Supplied data:
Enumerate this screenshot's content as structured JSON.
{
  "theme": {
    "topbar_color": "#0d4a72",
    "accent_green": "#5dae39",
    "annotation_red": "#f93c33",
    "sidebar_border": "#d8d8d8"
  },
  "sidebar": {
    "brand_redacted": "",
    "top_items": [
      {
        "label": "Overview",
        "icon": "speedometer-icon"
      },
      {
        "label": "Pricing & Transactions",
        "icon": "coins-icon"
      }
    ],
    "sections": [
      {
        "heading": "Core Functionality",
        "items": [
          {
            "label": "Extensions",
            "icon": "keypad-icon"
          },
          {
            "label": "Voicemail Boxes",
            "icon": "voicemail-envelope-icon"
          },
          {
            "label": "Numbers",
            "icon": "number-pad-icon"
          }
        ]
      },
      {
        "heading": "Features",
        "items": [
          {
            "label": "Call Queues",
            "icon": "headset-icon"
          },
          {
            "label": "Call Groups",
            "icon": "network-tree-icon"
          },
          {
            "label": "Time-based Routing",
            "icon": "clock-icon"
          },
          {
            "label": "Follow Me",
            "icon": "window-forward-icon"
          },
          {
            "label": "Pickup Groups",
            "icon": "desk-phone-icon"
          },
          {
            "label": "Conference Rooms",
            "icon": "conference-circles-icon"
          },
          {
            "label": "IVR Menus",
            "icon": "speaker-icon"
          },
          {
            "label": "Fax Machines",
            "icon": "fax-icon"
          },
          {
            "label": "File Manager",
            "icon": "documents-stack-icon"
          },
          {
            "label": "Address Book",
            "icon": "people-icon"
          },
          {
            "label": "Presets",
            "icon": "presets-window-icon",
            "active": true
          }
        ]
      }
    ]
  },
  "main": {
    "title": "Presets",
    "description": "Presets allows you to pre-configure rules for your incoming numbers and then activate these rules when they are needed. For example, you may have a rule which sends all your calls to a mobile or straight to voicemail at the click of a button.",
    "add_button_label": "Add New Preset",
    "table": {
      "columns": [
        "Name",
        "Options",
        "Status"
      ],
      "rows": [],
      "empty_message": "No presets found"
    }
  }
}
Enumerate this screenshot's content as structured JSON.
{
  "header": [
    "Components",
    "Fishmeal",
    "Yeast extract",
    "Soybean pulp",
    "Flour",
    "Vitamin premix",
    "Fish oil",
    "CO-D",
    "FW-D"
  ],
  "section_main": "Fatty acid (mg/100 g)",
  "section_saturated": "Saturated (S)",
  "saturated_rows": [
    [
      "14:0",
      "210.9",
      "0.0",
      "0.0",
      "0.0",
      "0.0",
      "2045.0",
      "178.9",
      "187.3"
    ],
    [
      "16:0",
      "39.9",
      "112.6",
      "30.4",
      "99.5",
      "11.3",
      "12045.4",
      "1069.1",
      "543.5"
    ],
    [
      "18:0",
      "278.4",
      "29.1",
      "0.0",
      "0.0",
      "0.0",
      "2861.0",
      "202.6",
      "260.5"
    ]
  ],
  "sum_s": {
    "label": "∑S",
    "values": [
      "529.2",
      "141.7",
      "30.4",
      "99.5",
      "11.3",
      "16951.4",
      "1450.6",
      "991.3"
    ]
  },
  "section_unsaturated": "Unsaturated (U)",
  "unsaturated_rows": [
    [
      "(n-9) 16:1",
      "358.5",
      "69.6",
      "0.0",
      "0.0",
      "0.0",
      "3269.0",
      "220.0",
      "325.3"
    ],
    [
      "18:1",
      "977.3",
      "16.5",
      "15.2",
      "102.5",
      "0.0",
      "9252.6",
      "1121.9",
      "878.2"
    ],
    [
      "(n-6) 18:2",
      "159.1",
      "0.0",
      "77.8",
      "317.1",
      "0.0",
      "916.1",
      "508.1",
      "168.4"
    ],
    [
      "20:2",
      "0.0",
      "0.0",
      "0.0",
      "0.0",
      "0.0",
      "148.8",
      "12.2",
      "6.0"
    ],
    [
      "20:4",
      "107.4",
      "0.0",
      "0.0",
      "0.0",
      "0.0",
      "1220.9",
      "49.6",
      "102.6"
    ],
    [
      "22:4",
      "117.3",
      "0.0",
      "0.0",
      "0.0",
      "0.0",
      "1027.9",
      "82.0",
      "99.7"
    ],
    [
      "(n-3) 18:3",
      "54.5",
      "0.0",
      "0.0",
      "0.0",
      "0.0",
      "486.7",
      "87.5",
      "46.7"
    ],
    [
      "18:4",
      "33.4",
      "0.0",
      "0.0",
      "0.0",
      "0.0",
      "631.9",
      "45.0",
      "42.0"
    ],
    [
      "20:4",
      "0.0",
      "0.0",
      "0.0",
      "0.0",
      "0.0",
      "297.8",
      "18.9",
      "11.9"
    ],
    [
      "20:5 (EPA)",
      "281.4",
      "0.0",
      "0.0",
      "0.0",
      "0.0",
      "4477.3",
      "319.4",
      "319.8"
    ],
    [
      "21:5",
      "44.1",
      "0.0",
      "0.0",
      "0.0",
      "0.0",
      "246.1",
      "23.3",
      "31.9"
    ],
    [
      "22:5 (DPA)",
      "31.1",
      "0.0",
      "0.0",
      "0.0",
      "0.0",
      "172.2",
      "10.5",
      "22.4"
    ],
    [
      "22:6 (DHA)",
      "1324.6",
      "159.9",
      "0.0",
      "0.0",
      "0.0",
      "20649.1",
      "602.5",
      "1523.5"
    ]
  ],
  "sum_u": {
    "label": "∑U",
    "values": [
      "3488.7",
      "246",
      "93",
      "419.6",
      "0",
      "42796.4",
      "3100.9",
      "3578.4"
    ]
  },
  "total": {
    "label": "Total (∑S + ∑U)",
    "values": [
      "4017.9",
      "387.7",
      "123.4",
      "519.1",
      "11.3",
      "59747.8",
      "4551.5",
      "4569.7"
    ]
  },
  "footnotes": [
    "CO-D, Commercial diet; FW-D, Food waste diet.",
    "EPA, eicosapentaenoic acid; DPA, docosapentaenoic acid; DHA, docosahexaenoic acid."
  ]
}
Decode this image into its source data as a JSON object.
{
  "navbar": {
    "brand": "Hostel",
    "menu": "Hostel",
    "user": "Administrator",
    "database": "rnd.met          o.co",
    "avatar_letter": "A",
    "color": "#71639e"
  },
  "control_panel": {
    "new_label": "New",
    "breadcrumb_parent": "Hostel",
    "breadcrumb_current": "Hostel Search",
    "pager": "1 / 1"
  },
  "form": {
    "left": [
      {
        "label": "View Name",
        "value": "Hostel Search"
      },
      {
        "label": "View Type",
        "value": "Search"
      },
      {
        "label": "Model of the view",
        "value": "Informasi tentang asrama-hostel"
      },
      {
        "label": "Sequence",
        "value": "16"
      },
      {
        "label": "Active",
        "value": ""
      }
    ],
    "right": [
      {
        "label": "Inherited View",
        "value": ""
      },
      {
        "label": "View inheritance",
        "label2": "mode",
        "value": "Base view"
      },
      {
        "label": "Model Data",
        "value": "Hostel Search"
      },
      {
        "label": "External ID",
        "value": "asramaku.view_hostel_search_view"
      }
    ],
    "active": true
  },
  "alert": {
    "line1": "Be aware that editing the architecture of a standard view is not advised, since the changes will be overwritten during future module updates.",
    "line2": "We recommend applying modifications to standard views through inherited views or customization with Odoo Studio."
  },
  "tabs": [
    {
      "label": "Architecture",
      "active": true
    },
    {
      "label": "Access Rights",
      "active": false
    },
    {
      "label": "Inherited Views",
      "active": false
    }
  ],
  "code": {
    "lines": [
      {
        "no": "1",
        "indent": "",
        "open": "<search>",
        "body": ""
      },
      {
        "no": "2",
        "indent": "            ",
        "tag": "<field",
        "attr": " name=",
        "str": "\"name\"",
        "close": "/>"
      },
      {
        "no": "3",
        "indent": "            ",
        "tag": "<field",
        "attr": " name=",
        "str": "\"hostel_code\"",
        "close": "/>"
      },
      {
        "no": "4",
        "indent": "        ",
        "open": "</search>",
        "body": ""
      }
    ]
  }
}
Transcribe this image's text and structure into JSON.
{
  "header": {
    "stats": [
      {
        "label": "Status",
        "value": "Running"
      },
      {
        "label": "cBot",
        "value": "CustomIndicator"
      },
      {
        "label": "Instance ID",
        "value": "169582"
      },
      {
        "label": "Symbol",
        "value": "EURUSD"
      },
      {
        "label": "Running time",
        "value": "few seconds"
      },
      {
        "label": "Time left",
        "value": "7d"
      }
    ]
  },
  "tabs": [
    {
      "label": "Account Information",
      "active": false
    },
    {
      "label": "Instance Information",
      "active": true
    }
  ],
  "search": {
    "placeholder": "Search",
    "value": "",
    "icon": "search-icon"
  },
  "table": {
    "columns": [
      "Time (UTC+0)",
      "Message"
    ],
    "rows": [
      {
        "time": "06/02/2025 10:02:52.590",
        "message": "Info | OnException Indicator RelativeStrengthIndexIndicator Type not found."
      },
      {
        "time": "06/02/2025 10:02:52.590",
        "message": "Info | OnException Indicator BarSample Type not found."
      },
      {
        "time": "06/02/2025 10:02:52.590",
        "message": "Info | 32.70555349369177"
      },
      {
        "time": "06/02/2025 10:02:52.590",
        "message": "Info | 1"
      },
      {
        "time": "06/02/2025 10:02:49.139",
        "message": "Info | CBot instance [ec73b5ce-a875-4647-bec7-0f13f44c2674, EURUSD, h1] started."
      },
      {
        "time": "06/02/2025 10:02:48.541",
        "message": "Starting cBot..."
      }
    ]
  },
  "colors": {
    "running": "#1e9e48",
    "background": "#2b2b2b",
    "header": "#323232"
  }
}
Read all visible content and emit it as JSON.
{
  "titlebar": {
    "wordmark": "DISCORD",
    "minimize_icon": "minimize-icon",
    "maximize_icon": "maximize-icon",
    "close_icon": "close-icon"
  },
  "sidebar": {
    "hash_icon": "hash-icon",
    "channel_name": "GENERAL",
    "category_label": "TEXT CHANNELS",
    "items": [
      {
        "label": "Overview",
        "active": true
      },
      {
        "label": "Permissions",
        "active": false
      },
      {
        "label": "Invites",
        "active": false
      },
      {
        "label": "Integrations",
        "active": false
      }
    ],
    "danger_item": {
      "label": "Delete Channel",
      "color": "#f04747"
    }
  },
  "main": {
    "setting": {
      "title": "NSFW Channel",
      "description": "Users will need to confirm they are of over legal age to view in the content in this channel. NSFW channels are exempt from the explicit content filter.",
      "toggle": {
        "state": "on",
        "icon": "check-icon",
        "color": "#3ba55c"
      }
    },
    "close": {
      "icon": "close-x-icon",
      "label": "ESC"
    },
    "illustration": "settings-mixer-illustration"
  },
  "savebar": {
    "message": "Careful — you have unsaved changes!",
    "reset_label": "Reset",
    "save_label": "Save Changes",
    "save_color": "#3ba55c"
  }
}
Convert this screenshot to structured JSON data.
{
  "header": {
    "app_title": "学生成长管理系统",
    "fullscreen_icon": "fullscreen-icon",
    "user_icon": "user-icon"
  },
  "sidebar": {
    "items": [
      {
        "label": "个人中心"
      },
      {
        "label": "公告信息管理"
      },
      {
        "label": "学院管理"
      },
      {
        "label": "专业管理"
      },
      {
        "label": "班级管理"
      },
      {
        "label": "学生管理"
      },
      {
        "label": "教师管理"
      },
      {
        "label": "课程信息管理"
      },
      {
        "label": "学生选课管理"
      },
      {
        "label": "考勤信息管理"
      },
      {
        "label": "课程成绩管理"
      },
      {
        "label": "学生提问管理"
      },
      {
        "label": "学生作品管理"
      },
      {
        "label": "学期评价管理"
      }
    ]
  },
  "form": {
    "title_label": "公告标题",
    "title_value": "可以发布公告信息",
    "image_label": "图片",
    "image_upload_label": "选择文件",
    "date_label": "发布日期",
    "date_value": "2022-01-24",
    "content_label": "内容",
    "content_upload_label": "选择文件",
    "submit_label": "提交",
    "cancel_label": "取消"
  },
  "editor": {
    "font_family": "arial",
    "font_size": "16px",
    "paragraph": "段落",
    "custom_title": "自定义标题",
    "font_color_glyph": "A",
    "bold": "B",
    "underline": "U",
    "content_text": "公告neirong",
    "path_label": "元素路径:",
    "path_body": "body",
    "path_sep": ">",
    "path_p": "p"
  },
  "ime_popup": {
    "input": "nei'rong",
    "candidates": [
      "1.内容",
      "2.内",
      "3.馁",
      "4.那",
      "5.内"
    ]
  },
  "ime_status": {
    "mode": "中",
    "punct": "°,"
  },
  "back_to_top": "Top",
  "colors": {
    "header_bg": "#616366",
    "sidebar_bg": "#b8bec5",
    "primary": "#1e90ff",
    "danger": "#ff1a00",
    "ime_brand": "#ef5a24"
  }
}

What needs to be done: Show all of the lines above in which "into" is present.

Answer area:
Decode this image into its source data as a JSON object.
Transcribe this image's text and structure into JSON.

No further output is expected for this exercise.